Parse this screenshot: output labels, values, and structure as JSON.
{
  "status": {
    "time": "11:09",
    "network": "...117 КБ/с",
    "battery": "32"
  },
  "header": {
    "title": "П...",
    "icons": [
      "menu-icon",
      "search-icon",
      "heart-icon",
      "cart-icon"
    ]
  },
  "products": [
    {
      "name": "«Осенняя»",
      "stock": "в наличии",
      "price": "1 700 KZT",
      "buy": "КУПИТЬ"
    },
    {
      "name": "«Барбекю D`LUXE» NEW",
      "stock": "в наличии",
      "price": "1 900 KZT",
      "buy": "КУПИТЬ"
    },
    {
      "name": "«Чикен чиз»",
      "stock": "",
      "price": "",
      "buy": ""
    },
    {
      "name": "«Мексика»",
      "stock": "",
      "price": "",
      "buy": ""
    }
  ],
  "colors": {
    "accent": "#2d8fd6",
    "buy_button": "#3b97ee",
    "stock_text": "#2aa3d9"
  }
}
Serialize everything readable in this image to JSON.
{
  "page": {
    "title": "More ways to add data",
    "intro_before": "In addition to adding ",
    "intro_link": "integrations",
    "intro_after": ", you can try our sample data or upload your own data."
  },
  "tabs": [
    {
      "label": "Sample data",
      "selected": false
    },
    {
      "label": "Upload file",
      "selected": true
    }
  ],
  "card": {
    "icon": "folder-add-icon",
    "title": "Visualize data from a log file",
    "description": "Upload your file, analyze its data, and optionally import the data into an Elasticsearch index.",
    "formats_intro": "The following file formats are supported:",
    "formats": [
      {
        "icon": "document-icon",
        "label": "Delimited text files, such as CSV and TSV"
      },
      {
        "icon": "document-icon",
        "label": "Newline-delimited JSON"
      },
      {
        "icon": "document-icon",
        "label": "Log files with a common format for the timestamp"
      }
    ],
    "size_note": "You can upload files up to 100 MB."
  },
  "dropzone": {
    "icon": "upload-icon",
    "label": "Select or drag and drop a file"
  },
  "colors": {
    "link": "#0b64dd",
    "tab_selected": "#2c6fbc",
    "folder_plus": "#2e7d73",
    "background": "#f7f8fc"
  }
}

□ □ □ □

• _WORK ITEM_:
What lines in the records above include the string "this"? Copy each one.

• _TASK RESPONSE_:
Parse this screenshot: output labels, values, and structure as JSON.
Serialize everything readable in this image to JSON.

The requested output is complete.